§ **Record extracts**
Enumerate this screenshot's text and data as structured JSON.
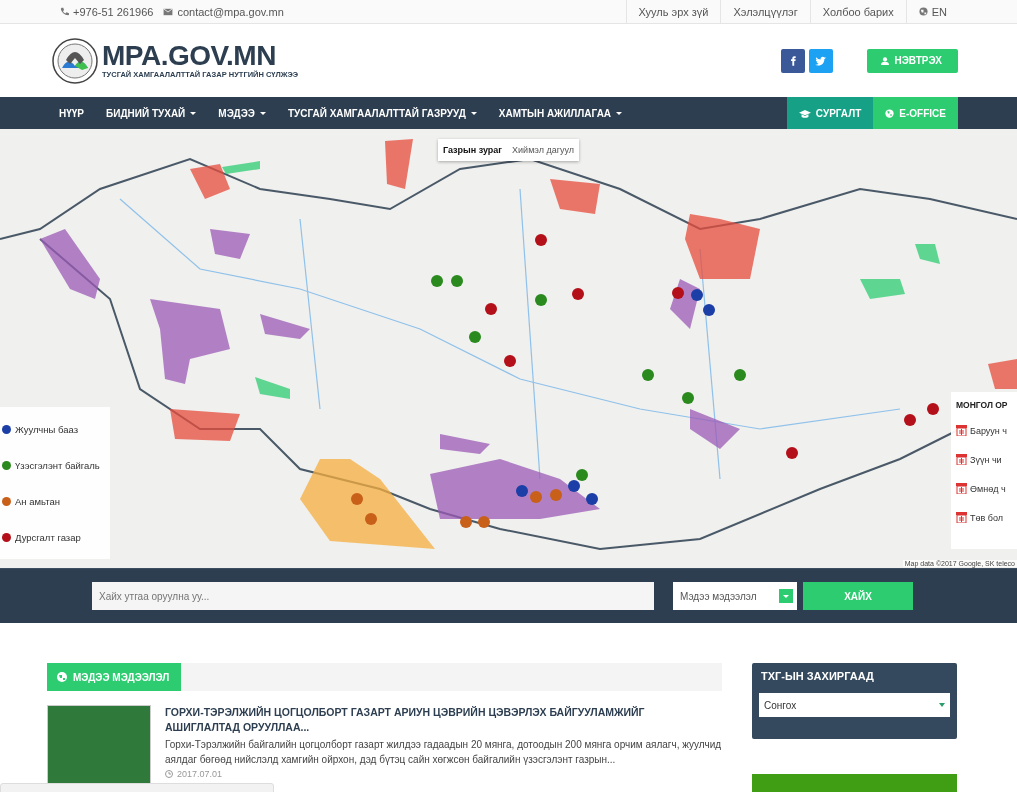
{
  "top_bar": {
    "phone": "+976-51 261966",
    "email": "contact@mpa.gov.mn",
    "links": [
      "Хууль эрх зүй",
      "Хэлэлцүүлэг",
      "Холбоо барих"
    ],
    "language": "EN"
  },
  "header": {
    "logo_title": "MPA.GOV.MN",
    "logo_subtitle": "ТУСГАЙ ХАМГААЛАЛТТАЙ ГАЗАР НУТГИЙН СҮЛЖЭЭ",
    "login": "НЭВТРЭХ"
  },
  "nav": {
    "items": [
      {
        "label": "НҮҮР",
        "dropdown": false
      },
      {
        "label": "БИДНИЙ ТУХАЙ",
        "dropdown": true
      },
      {
        "label": "МЭДЭЭ",
        "dropdown": true
      },
      {
        "label": "ТУСГАЙ ХАМГААЛАЛТТАЙ ГАЗРУУД",
        "dropdown": true
      },
      {
        "label": "ХАМТЫН АЖИЛЛАГАА",
        "dropdown": true
      }
    ],
    "actions": [
      {
        "label": "СУРГАЛТ",
        "kind": "training"
      },
      {
        "label": "E-OFFICE",
        "kind": "office"
      }
    ]
  },
  "map": {
    "map_types": [
      {
        "label": "Газрын зураг",
        "selected": true
      },
      {
        "label": "Хиймэл дагуул",
        "selected": false
      }
    ],
    "legend": [
      {
        "label": "Жуулчны бааз",
        "color": "#1b3fa6"
      },
      {
        "label": "Үзэсгэлэнт байгаль",
        "color": "#2a8a1e"
      },
      {
        "label": "Ан амьтан",
        "color": "#c8601a"
      },
      {
        "label": "Дурсгалт газар",
        "color": "#b3101a"
      }
    ],
    "regions_title": "МОНГОЛ ОР",
    "regions": [
      "Баруун ч",
      "Зүүн чи",
      "Өмнөд ч",
      "Төв бол"
    ],
    "attribution": "Map data ©2017 Google, SK teleco"
  },
  "search": {
    "placeholder": "Хайх утгаа оруулна уу...",
    "category": "Мэдээ мэдээлэл",
    "button": "ХАЙХ"
  },
  "news": {
    "heading": "МЭДЭЭ МЭДЭЭЛЭЛ",
    "articles": [
      {
        "title": "ГОРХИ-ТЭРЭЛЖИЙН ЦОГЦОЛБОРТ ГАЗАРТ АРИУН ЦЭВРИЙН ЦЭВЭРЛЭХ БАЙГУУЛАМЖИЙГ АШИГЛАЛТАД ОРУУЛЛАА...",
        "excerpt": "Горхи-Тэрэлжийн байгалийн цогцолборт газарт жилдээ гадаадын 20 мянга, дотоодын 200 мянга орчим аялагч, жуулчид аялдаг бөгөөд нийслэлд хамгийн ойрхон, дэд бүтэц сайн хөгжсөн байгалийн үзэсгэлэнт газрын...",
        "date": "2017.07.01"
      }
    ]
  },
  "sidebar": {
    "title": "ТХГ-ЫН ЗАХИРГААД",
    "select": "Сонгох"
  }
}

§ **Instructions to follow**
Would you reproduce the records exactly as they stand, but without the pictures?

§ **Reply to the exercise**
Enumerate this screenshot's text and data as structured JSON.
{
  "top_bar": {
    "phone": "+976-51 261966",
    "email": "contact@mpa.gov.mn",
    "links": [
      "Хууль эрх зүй",
      "Хэлэлцүүлэг",
      "Холбоо барих"
    ],
    "language": "EN"
  },
  "header": {
    "logo_title": "MPA.GOV.MN",
    "logo_subtitle": "ТУСГАЙ ХАМГААЛАЛТТАЙ ГАЗАР НУТГИЙН СҮЛЖЭЭ",
    "login": "НЭВТРЭХ"
  },
  "nav": {
    "items": [
      {
        "label": "НҮҮР",
        "dropdown": false
      },
      {
        "label": "БИДНИЙ ТУХАЙ",
        "dropdown": true
      },
      {
        "label": "МЭДЭЭ",
        "dropdown": true
      },
      {
        "label": "ТУСГАЙ ХАМГААЛАЛТТАЙ ГАЗРУУД",
        "dropdown": true
      },
      {
        "label": "ХАМТЫН АЖИЛЛАГАА",
        "dropdown": true
      }
    ],
    "actions": [
      {
        "label": "СУРГАЛТ",
        "kind": "training"
      },
      {
        "label": "E-OFFICE",
        "kind": "office"
      }
    ]
  },
  "map": {
    "map_types": [
      {
        "label": "Газрын зураг",
        "selected": true
      },
      {
        "label": "Хиймэл дагуул",
        "selected": false
      }
    ],
    "legend": [
      {
        "label": "Жуулчны бааз",
        "color": "#1b3fa6"
      },
      {
        "label": "Үзэсгэлэнт байгаль",
        "color": "#2a8a1e"
      },
      {
        "label": "Ан амьтан",
        "color": "#c8601a"
      },
      {
        "label": "Дурсгалт газар",
        "color": "#b3101a"
      }
    ],
    "regions_title": "МОНГОЛ ОР",
    "regions": [
      "Баруун ч",
      "Зүүн чи",
      "Өмнөд ч",
      "Төв бол"
    ],
    "attribution": "Map data ©2017 Google, SK teleco"
  },
  "search": {
    "placeholder": "Хайх утгаа оруулна уу...",
    "category": "Мэдээ мэдээлэл",
    "button": "ХАЙХ"
  },
  "news": {
    "heading": "МЭДЭЭ МЭДЭЭЛЭЛ",
    "articles": [
      {
        "title": "ГОРХИ-ТЭРЭЛЖИЙН ЦОГЦОЛБОРТ ГАЗАРТ АРИУН ЦЭВРИЙН ЦЭВЭРЛЭХ БАЙГУУЛАМЖИЙГ АШИГЛАЛТАД ОРУУЛЛАА...",
        "excerpt": "Горхи-Тэрэлжийн байгалийн цогцолборт газарт жилдээ гадаадын 20 мянга, дотоодын 200 мянга орчим аялагч, жуулчид аялдаг бөгөөд нийслэлд хамгийн ойрхон, дэд бүтэц сайн хөгжсөн байгалийн үзэсгэлэнт газрын...",
        "date": "2017.07.01"
      }
    ]
  },
  "sidebar": {
    "title": "ТХГ-ЫН ЗАХИРГААД",
    "select": "Сонгох"
  }
}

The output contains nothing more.